Raw data:
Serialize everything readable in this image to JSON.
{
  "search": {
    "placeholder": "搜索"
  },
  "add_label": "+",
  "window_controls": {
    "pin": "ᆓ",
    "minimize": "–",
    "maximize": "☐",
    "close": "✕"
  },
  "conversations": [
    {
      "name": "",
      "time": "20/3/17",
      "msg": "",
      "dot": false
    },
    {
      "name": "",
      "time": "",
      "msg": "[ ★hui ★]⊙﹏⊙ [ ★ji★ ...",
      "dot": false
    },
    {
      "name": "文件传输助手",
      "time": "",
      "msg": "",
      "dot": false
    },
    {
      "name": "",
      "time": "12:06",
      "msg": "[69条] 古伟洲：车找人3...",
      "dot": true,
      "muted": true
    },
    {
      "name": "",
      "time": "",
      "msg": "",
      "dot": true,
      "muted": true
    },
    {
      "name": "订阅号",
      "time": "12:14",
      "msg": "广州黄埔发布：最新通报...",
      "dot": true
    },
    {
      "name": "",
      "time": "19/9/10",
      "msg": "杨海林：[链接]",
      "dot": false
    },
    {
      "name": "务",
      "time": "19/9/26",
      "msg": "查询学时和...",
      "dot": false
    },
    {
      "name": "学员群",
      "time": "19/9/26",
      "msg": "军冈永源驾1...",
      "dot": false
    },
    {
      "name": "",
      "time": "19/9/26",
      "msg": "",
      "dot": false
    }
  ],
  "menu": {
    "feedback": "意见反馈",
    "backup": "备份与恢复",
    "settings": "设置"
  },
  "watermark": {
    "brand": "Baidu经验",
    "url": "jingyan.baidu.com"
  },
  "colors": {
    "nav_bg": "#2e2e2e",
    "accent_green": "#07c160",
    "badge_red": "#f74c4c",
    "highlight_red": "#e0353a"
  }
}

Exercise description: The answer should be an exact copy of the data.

Answer space:
Serialize everything readable in this image to JSON.
{
  "search": {
    "placeholder": "搜索"
  },
  "add_label": "+",
  "window_controls": {
    "pin": "ᆓ",
    "minimize": "–",
    "maximize": "☐",
    "close": "✕"
  },
  "conversations": [
    {
      "name": "",
      "time": "20/3/17",
      "msg": "",
      "dot": false
    },
    {
      "name": "",
      "time": "",
      "msg": "[ ★hui ★]⊙﹏⊙ [ ★ji★ ...",
      "dot": false
    },
    {
      "name": "文件传输助手",
      "time": "",
      "msg": "",
      "dot": false
    },
    {
      "name": "",
      "time": "12:06",
      "msg": "[69条] 古伟洲：车找人3...",
      "dot": true,
      "muted": true
    },
    {
      "name": "",
      "time": "",
      "msg": "",
      "dot": true,
      "muted": true
    },
    {
      "name": "订阅号",
      "time": "12:14",
      "msg": "广州黄埔发布：最新通报...",
      "dot": true
    },
    {
      "name": "",
      "time": "19/9/10",
      "msg": "杨海林：[链接]",
      "dot": false
    },
    {
      "name": "务",
      "time": "19/9/26",
      "msg": "查询学时和...",
      "dot": false
    },
    {
      "name": "学员群",
      "time": "19/9/26",
      "msg": "军冈永源驾1...",
      "dot": false
    },
    {
      "name": "",
      "time": "19/9/26",
      "msg": "",
      "dot": false
    }
  ],
  "menu": {
    "feedback": "意见反馈",
    "backup": "备份与恢复",
    "settings": "设置"
  },
  "watermark": {
    "brand": "Baidu经验",
    "url": "jingyan.baidu.com"
  },
  "colors": {
    "nav_bg": "#2e2e2e",
    "accent_green": "#07c160",
    "badge_red": "#f74c4c",
    "highlight_red": "#e0353a"
  }
}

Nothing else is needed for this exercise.